In conclusion, after watching this show and some of the ads on the channel, it has become apparent to me that Animal Planet is like the Discovery Channel, but for people who just want to gawk at animals. If you want an excuse to drink, get a fifth and watch this program - you may need to be hammered to withstand these hooligans.

4 comments:

Anonymous said...

Well said!

D said...

Thanks! Now that I re-read what I had written, though, perhaps I should applaud these folks for daring to suck. I mean, they suck now, but hopefully they will get better with time and practice.

Or maybe not. And they still don't deserve that TV show. Argh. Thanks again!

To Pursue said...

Its an "ENTERTAINMENT" documenatary.What the HELL did you expect??! There is a lot more that goes on than what the program actually shows. The Producer is the one who at the end gets to pic what shots are used and what's not, along with sound bites. If you really thought you were gonna get 100% education, well than you're the idiot! You act as though you never watched a documentary on cable before!!

D said...

Thanks for the comment! I recognize that a whole lot gets left on the cutting room floor - but if there was good material that I didn't see, then what I'm saying is that it should have replaced a lot of what I did see. The production values of the program as a show were perfectly fine in terms of overall narrative structure; I'm saying that the "experts" were actually hacks, and the places the narrative went were not good ones as a result.

Nothing is 100% educational (even lectures have hooks to keep you, hey, hooked), and that's not what I was expecting. I was expecting a polished production that A) presented interesting facts (check - I counted four) and B) treated setbacks as learning opportunities (fail, on numerous counts - the bulk of my post). I've watched many documentaries on cable, in fact, and it's by comparison to those that I say this one was sloppy.

In a documentary, things frequently do not go your way.
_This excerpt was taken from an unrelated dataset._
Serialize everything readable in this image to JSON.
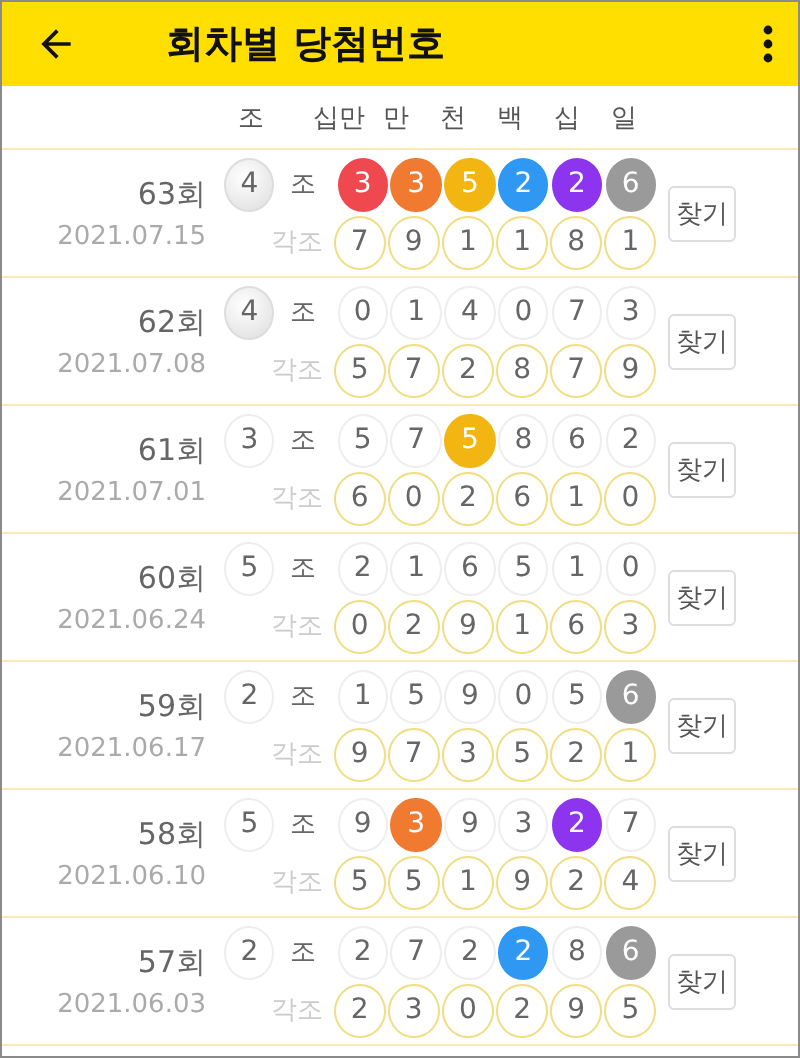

Have you seen what the Planet Earth guys had to go through to get their footage of birds of paradise mating displays? Compare that to what was actually shown in the program on TV. But in Squid Invasion, we see plans go wrong and then the failure is regarded A) as a success, or B) with a puzzled "huh." That's just bad pedagogy. Dive Man should have gone back with the right tools for the job, maybe taken a different approach for better results - in other words, he should have learned from his mistake (which he didn't even acknowledge) and then tried again and done better. Lacking any of that, the program's value as a documentary is rather vulnerable to the principle of "garbage in, garbage out." And if that's all you had to work with, then you have my sympathy. Really, I mean that.

As a point of comparison, I would say that your 72-second intro video for SquidDiving.com is more professional, because it doesn't show people calling failed efforts "successes." You show the neat bits, a tease meant to inspire curiosity - that's the good stuff! Also, I must say that your indignant attitude does not reflect "a positive upbeat personality," or a desire "to excel at each task I undertake, always improving myself." What do you imagine a prospective employer will think of you when they see how you've taken criticism here?